Identifying Information
Size, Colors, Features
Scientific Name: Trichonephila clavata
Category: Spider
Size (Adult; Length): 7mm to 25mm (0.27" to 0.98")
Colorwheel Graphic Colors: black; yellow; blue; gray
Descriptors: black and yellow legs; yellow and blue bands on abdomen; huge; big; banana; hairy; yellow silk web; large; long legs
Advertisements


Relative Size Comparison
Typical Size Between 7mm (0.3in) and 25mm (1.0in)
Lo: 7mm
Md: 16mm
Hi: 25mm
Territorial Map*
U.S., Canada, and Mexico
State of Alabama graphic
State of Arizona graphic
State of Arkansas graphic
State of California graphic
State of Colorado graphic
State of Delware graphic
State of Florida graphic
State of Georgia graphic
State of Idaho graphic
State of Illinois graphic
State of Indiana graphic
State of Iowa graphic
State of Kansas graphic
State of Kentucky graphic
State of Louisiana graphic
State of Maine graphic
State of Maryland graphic
State of Michigan graphic
State of Minnesota graphic
State of Mississippi graphic
State of Missouri graphic
State of Montana graphic
State of Nebraska graphic
State of Nevada graphic
State of New England graphic
State of New Jersey graphic
State of New Mexico graphic
State of New York graphic
State of North Carolina graphic
State of North Dakota graphic
State of Ohio graphic
State of Oklahoma graphic
State of Oregon graphic
State of Pennsylvania graphic
State of South Carolina graphic
State of South Dakota graphic
State of Tennessee graphic
State of Texas graphic
State of Utah graphic
State of Virginia graphic
State of Washington graphic
State of West Virginia graphic
State of Wisconsin graphic
State of Wyoming graphic
Canadian territory of Alberta graphic
Canadian territory of British Columbia graphic
Canadian territory of Manitoba graphic
Canadian territory of New Brunswick graphic
Canadian territory of Newfoundland and Labrador graphic
Canadian territory of Ontario graphic
Canadian territory of Quebec graphic
Canadian territory of Saskatchewan graphic
Territory map graphic of the country of Mexico
Contiguous United States shape map layer graphic
Alaska  
Hawaii  
Prince Edward Is.  
* MAP NOTES: The territorial heat map above showcases (in red) the states and territories of North America where the Joro Spider may be found (but is not limited to). This sort of data is useful when attempting to see concentrations of particular species across the continent as well as revealing possible migratory patterns over a species' given lifespan.

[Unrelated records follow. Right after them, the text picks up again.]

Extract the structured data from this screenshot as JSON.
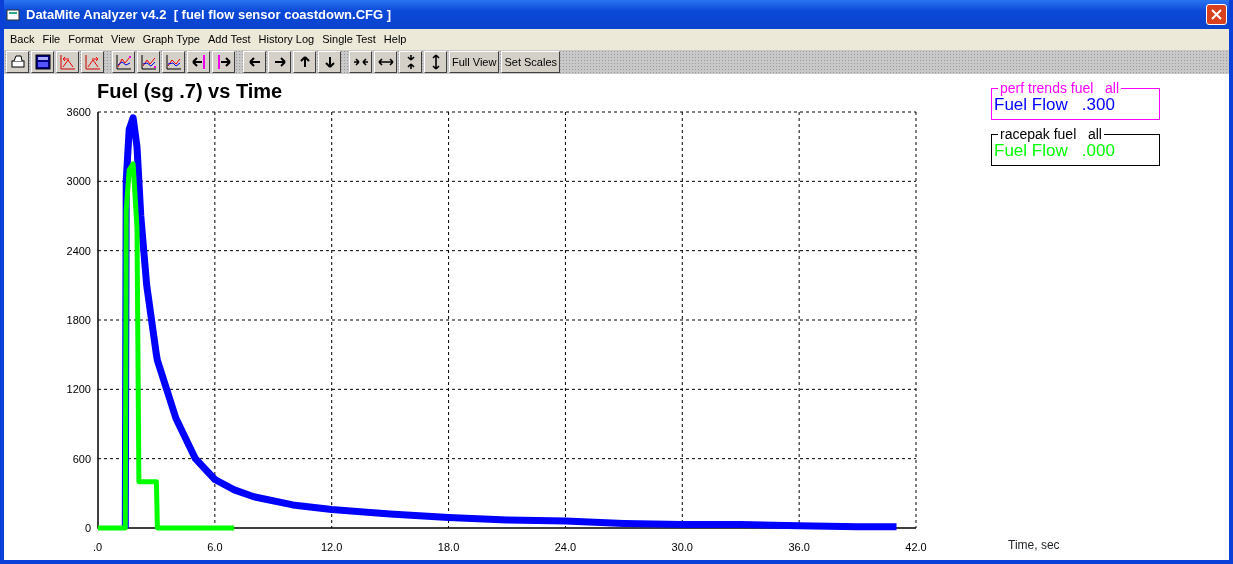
{
  "window": {
    "title": "DataMite Analyzer v4.2  [ fuel flow sensor coastdown.CFG ]"
  },
  "menu": [
    "Back",
    "File",
    "Format",
    "View",
    "Graph Type",
    "Add Test",
    "History Log",
    "Single Test",
    "Help"
  ],
  "toolbar": [
    [
      {
        "kind": "print"
      },
      {
        "kind": "screen"
      },
      {
        "kind": "shift-left"
      },
      {
        "kind": "shift-right"
      }
    ],
    [
      {
        "kind": "graph-a"
      },
      {
        "kind": "graph-b"
      },
      {
        "kind": "graph-c"
      },
      {
        "kind": "cursor-left"
      },
      {
        "kind": "cursor-right"
      }
    ],
    [
      {
        "kind": "left"
      },
      {
        "kind": "right"
      },
      {
        "kind": "up"
      },
      {
        "kind": "down"
      }
    ],
    [
      {
        "kind": "squeeze-h"
      },
      {
        "kind": "expand-h"
      },
      {
        "kind": "squeeze-v"
      },
      {
        "kind": "expand-v"
      },
      {
        "kind": "text",
        "label": "Full View"
      },
      {
        "kind": "text",
        "label": "Set Scales"
      }
    ]
  ],
  "chart": {
    "chart_data": {
      "type": "line",
      "title": "Fuel (sg .7) vs Time",
      "xlabel": "Time, sec",
      "x": [
        0,
        1.2,
        1.4,
        1.45,
        1.6,
        1.8,
        2.0,
        2.1,
        2.2,
        2.5,
        3.0,
        3.05,
        4,
        5,
        6,
        7,
        8,
        10,
        12,
        15,
        18,
        21,
        24,
        27,
        30,
        33,
        36,
        39,
        41
      ],
      "series": [
        {
          "name": "perf trends fuel",
          "color": "#0000ff",
          "values": [
            null,
            null,
            0,
            3000,
            3450,
            3550,
            3300,
            3000,
            2700,
            2100,
            1500,
            1450,
            950,
            600,
            420,
            330,
            270,
            200,
            160,
            120,
            90,
            70,
            60,
            40,
            30,
            30,
            20,
            10,
            10
          ]
        },
        {
          "name": "racepak fuel",
          "color": "#00ff00",
          "values": [
            0,
            0,
            0,
            2750,
            3100,
            3150,
            2600,
            400,
            400,
            400,
            400,
            0,
            0,
            0,
            0,
            0,
            null,
            null,
            null,
            null,
            null,
            null,
            null,
            null,
            null,
            null,
            null,
            null,
            null
          ]
        }
      ],
      "xlim": [
        0,
        42
      ],
      "ylim": [
        0,
        3600
      ],
      "grid": true,
      "xticks": [
        {
          "value": 0,
          "label": ".0"
        },
        {
          "value": 6,
          "label": "6.0"
        },
        {
          "value": 12,
          "label": "12.0"
        },
        {
          "value": 18,
          "label": "18.0"
        },
        {
          "value": 24,
          "label": "24.0"
        },
        {
          "value": 30,
          "label": "30.0"
        },
        {
          "value": 36,
          "label": "36.0"
        },
        {
          "value": 42,
          "label": "42.0"
        }
      ],
      "yticks": [
        0,
        600,
        1200,
        1800,
        2400,
        3000,
        3600
      ]
    },
    "legend": [
      {
        "scope": "all",
        "label": "Fuel Flow",
        "value": ".300",
        "color": "#ff00ff"
      },
      {
        "scope": "all",
        "label": "Fuel Flow",
        "value": ".000",
        "color": "#000000"
      }
    ]
  }
}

Some insects are naturally confined by environment, weather, mating habits, food resources and the like while others see widespread expansion across most, or all, of North America. States/Territories shown above are a general indicator of areas inhabited by the Joro Spider. Insects generally go where they please, typically driven by diet, environmental changes, and / or mating habits.

Advertisements





Site Disclaimer  |  Privacy Policy  |  Cookies  |  Sitemap


Beetle Identification Butterfly Identification Caterpillar Identification Spider ID

www.InsectIdentification.org • Content ©2006- InsectIdentification.org • All Rights Reserved. The InsectIdentification.org logo, its written content, and watermarked photographs/imagery are unique to this website (unless where indicated) and is protected by all applicable domestic and international intellectual property laws. This resource uses publically-released information. Material presented throughout this website is for entertainment value and should not to be construed as usable for scientific research or medical advice (regarding bites, etc...).Please consult licensed, degreed professionals for such information. By submitting images to us (InsectIdentification.org) you acknowledge that you have read and understood our Site Disclaimer as it pertains to "User-Submitted Content". When emailing please include your location and the general estimated size of the specimen in question if possible. Please direct all inquiries and comments to insectidentification AT gmail.com.

www.InsectIdentification.org • All Rights Reserved • Content ©2006-

Facebook Logo YouTube Logo